TASK DETAILS
Nothing but the lines from the one containing "Read all visible content and emit it as JSON." to the end of the records below should be output, each exactly as written.

[Interface dataset entries]
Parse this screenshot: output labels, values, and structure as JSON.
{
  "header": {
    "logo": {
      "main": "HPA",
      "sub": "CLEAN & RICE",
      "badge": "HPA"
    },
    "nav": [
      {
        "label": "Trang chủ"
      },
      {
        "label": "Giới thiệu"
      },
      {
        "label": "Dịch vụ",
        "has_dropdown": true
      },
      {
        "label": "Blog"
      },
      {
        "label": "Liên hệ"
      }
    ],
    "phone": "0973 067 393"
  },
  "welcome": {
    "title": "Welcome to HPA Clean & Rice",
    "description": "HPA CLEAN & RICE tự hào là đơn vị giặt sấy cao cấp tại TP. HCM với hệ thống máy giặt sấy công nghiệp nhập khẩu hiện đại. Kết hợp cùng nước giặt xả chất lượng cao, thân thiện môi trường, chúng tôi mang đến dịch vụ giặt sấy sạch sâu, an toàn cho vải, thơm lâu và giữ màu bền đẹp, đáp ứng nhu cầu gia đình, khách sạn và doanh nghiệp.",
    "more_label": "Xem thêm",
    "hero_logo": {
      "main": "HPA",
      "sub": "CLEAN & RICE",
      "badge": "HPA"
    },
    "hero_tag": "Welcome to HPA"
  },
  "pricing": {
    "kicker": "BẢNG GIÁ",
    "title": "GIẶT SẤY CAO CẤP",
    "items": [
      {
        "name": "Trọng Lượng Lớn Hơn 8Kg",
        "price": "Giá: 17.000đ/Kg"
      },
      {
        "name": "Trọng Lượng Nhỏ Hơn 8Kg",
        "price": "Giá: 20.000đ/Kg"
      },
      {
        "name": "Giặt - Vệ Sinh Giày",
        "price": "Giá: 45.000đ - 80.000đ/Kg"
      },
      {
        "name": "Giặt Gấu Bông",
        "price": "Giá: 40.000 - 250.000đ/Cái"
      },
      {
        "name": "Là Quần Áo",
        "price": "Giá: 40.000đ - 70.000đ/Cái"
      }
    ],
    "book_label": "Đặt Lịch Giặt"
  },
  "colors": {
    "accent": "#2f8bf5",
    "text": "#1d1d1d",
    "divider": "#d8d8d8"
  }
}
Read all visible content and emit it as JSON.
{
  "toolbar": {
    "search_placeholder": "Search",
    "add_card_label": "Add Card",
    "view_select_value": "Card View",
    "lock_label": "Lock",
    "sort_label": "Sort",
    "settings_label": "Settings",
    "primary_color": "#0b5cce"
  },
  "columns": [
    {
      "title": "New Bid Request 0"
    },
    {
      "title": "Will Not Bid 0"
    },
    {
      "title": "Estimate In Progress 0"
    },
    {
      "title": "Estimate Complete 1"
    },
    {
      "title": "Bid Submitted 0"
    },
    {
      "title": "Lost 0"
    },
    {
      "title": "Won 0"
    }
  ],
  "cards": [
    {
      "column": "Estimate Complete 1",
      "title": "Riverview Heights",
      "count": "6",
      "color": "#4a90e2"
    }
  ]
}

SOLUTION
Read all visible content and emit it as JSON.
{
  "toolbar": {
    "search_placeholder": "Search",
    "add_card_label": "Add Card",
    "view_select_value": "Card View",
    "lock_label": "Lock",
    "sort_label": "Sort",
    "settings_label": "Settings",
    "primary_color": "#0b5cce"
  },
  "columns": [
    {
      "title": "New Bid Request 0"
    },
    {
      "title": "Will Not Bid 0"
    },
    {
      "title": "Estimate In Progress 0"
    },
    {
      "title": "Estimate Complete 1"
    },
    {
      "title": "Bid Submitted 0"
    },
    {
      "title": "Lost 0"
    },
    {
      "title": "Won 0"
    }
  ],
  "cards": [
    {
      "column": "Estimate Complete 1",
      "title": "Riverview Heights",
      "count": "6",
      "color": "#4a90e2"
    }
  ]
}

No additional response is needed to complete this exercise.